To describe the disposition of and pharmacodynamic response to atenolol when administered as a novel transdermal gel formulation to healthy cats.
7 healthy neutered male client-owned cats.
Atenolol was administered either orally as a quarter of a 25-mg tablet or as an equal dose by transdermal gel. Following 1 week of treatment, an ECG and blood pressure measurements were performed and blood samples were collected for determination of plasma atenolol concentration at 2 and 12 hours after administration.
2 hours after oral administration, 6 of 7 cats reached therapeutic plasma atenolol concentrations with a mean peak concentration of 579 +/- 212 ng/mL. Two hours following transdermal administration, only 2 of 7 cats reached therapeutic plasma atenolol concentrations with a mean peak concentration of 177 +/- 123 ng/mL. The difference in concentration between treatments was significant. Trough plasma atenolol concentrations of 258 +/- 142 ng/mL and 62.4 +/- 17 ng/mL were achieved 12 hours after oral and transdermal administration, respectively. A negative correlation was found between heart rate and plasma atenolol concentration.

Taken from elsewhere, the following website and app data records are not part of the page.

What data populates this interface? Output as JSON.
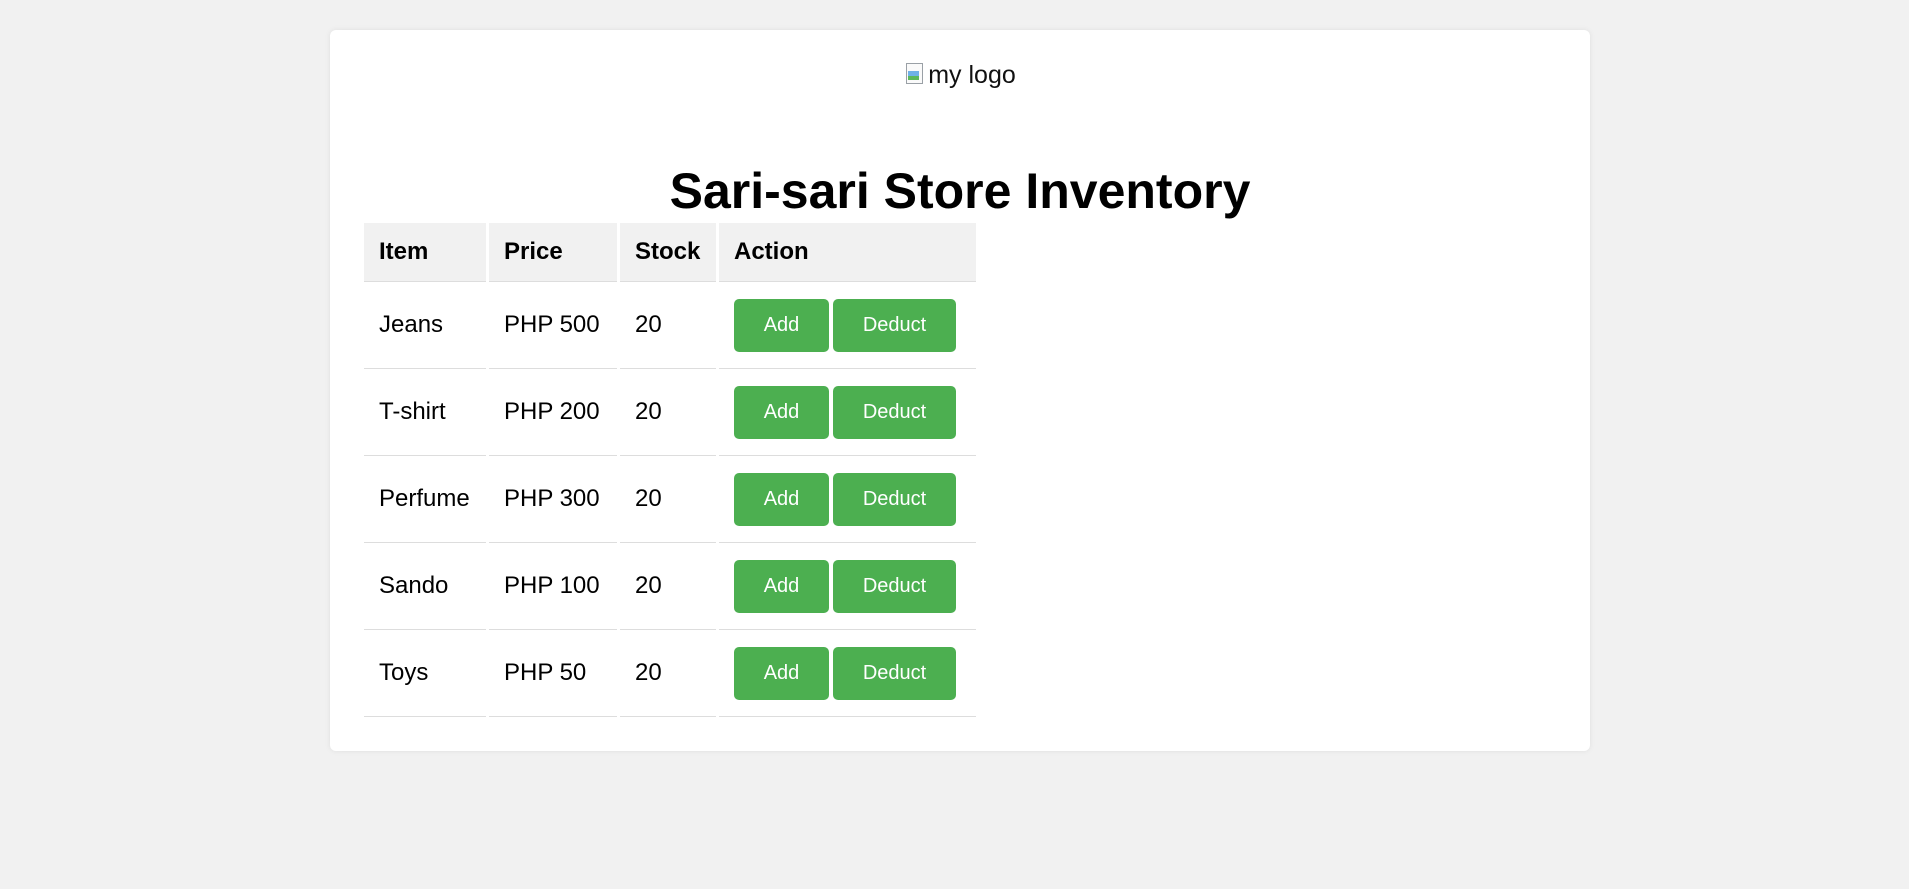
{
  "logo": {
    "alt_text": "my logo"
  },
  "page_title": "Sari-sari Store Inventory",
  "table": {
    "headers": [
      "Item",
      "Price",
      "Stock",
      "Action"
    ],
    "rows": [
      {
        "item": "Jeans",
        "price": "PHP 500",
        "stock": "20"
      },
      {
        "item": "T-shirt",
        "price": "PHP 200",
        "stock": "20"
      },
      {
        "item": "Perfume",
        "price": "PHP 300",
        "stock": "20"
      },
      {
        "item": "Sando",
        "price": "PHP 100",
        "stock": "20"
      },
      {
        "item": "Toys",
        "price": "PHP 50",
        "stock": "20"
      }
    ],
    "add_label": "Add",
    "deduct_label": "Deduct"
  },
  "colors": {
    "page_background": "#f1f1f1",
    "card_background": "#ffffff",
    "button_green": "#4caf50",
    "header_cell_background": "#f1f1f1"
  }
}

Oral administration of atenolol at a median dose of 1.1 mg/kg every 12 hours (range, 0.8 to 1.5 mg/kg) in cats induced effective plasma concentrations at 2 hours after treatment in most cats. Transdermal administration provided lower and inconsistent plasma atenolol concentrations. Further studies are needed to find an effective formulation and dosing scheme for transdermal administration of atenolol.
[Show abstract][Hide abstract] ABSTRACT: Forced convection boiling in microchannels is studied experimentally under uniform heat flux boundary condition. Several microchannel heat sinks, ranging in height between 5 and 20 μm, have been fabricated using standard micromachining techniques with nucleation sites varying in size etched at the channels bottom surface. The heat flux was provided by a heater integrated at the device back side, while constant water flow rate was supplied by a syringe pump. Boiling curves of device temperature as a function of the input power have been measured for a variety of conditions. The points corresponding to the onset of nucleate boiling and critical heat flux (CHF) are clearly distinguishable. Furthermore, the boiling curves for increasing and decreasing heat flux exhibit a hysteresis loop. The activity of the nucleation sites is found to depend on the channel height. The critical size, above which nucleation sites are active, increases exponentially with the microchannel height, asymptotically approaching a theoretical value.
Micro Electro Mechanical Systems, 2004. 17th IEEE International Conference on. (MEMS); 02/2004
[Show abstract][Hide abstract] ABSTRACT: A liquid chromatography-tandem mass spectrometry (LC-MS/MS) analytical method for the measurement of the novel heart rate-lowering drug ivabradine and its major metabolite, S-18982, was cross-validated in the plasma of eight healthy cats. Plasma concentrations were then determined after single and repeated oral administration of ivabradine. Individual plasma concentrations versus time from each cat were used in compartmental analysis using the commercially available software WinNonlin. Both ivabradine and S-18982 reached their maximum concentrations of 103.33 and 3.86 ng/mL within 1 h. Following repeated administration, areas under the plasma concentration-time curves for ivabradine and S-18982 did not significantly increase. Two-compartmental and one-compartmental models with first-order input and elimination provided the best fit to the data for ivabradine and S-18982, respectively. Both models were combined to produce a single 4-compartment model characterizing ivabradine and S-18982 pharmacokinetics. The results of this study indicate that repeated oral doses of ivabradine produced plasma drug concentrations suitable for 12-h dosing intervals in healthy cats. Furthermore, the analytical assay and combined ivabradine/S-18982 model provide tools for further evaluation of ivabradine pharmacokinetics and pharmacodynamics in future studies in cats.
Journal of Veterinary Pharmacology and Therapeutics 12/2010; 34(5):469-75. DOI:10.1111/j.1365-2885.2010.01253.x · 1.19 Impact Factor
Data provided are for informational purposes only. Although carefully collected, accuracy cannot be guaranteed. The impact factor represents a rough estimation of the journal's impact factor and does not reflect the actual current impact factor. Publisher conditions are provided by RoMEO. Differing provisions from the publisher's actual policy or licence agreement may be applicable.